Do flame warriors talk like that in real life? Probably not. We’ve all heard for years that the anonymity of the Internet gives people free reign to behave in ways they never would around flesh-and-blood people. A psychologist (and former science journalist) named Daniel Goleman says it’s because our brain doesn’t function properly when we chat with others online:
Q: The Internet has made communication so easy, but you suggest that such electronic discourse may have a real downside. You mention that the social brain (described in the book as a set of "neural networks that synchronize around relating to others") is active in a human contact, but that it isn't active online. Can you explain what's happening here?Does this theory completely fall apart when you look at the millions and millions of people who manage to go online without their social brains conking out and turning them into jerks, or is it just me? Here's a radical theory: maybe certain people don't bother making the effort of self-control when they can hide behind an anonymous identity instead.
A: It's been noted since the first days of the Internet that it allows a person to say something they would never say were they face-to-face. The social brain refers to the very extensive circuitry active in some way during a social interaction. The social brain doesn't just take in what the other person is doing. It tells us what to do next to keep things operating on track.
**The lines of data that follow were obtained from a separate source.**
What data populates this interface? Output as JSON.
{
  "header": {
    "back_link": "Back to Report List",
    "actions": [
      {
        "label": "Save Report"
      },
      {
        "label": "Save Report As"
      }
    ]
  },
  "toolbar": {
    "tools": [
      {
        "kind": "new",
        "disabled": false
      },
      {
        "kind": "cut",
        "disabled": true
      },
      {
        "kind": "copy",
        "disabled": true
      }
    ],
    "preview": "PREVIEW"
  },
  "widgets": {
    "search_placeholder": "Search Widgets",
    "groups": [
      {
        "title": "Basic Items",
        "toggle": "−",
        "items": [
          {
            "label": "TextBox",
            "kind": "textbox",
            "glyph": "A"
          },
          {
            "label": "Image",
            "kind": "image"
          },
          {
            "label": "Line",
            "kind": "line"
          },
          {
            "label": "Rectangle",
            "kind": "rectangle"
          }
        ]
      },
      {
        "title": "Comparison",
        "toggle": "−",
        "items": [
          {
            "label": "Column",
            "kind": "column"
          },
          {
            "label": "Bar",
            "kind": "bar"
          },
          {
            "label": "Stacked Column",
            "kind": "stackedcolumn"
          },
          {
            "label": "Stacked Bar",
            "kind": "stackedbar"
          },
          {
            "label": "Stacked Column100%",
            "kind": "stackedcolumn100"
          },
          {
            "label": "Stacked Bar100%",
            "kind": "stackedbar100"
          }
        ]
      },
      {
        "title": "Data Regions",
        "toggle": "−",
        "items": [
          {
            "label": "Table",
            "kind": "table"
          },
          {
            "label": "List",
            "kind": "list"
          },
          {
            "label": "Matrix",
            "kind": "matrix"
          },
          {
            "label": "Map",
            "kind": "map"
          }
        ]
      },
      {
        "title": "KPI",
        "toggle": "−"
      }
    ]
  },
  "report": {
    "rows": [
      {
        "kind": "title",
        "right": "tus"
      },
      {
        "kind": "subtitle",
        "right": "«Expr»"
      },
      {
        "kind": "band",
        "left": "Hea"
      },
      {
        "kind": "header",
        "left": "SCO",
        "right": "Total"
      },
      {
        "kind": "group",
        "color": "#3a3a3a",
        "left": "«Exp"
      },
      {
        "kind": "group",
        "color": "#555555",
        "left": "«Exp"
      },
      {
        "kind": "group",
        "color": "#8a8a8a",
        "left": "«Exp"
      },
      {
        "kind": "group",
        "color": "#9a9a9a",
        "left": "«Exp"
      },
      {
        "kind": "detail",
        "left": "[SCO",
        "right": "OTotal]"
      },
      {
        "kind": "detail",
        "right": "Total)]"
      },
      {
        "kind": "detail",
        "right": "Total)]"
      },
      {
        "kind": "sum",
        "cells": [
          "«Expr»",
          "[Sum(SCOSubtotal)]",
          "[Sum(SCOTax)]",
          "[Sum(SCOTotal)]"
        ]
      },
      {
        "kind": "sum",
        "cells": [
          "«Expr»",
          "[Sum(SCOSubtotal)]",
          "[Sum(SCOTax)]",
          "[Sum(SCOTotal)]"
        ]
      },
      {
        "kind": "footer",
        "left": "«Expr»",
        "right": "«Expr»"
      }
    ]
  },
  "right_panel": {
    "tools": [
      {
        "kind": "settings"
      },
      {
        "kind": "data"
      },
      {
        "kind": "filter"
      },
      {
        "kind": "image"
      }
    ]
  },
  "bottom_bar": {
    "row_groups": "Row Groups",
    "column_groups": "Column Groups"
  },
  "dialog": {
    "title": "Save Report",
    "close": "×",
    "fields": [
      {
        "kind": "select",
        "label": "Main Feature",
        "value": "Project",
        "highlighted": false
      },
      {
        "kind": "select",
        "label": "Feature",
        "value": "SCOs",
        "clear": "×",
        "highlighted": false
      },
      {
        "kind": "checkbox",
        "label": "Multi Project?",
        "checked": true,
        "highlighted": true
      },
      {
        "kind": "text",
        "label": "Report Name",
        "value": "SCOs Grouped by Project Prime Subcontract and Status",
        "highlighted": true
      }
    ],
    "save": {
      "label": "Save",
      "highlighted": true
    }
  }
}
If we're upset or agitated and we're with the person, we might say something artfully because our social brain is telling us how to do it. But without it online, it lets us do whatever we want — and sometimes with unfortunate consequences.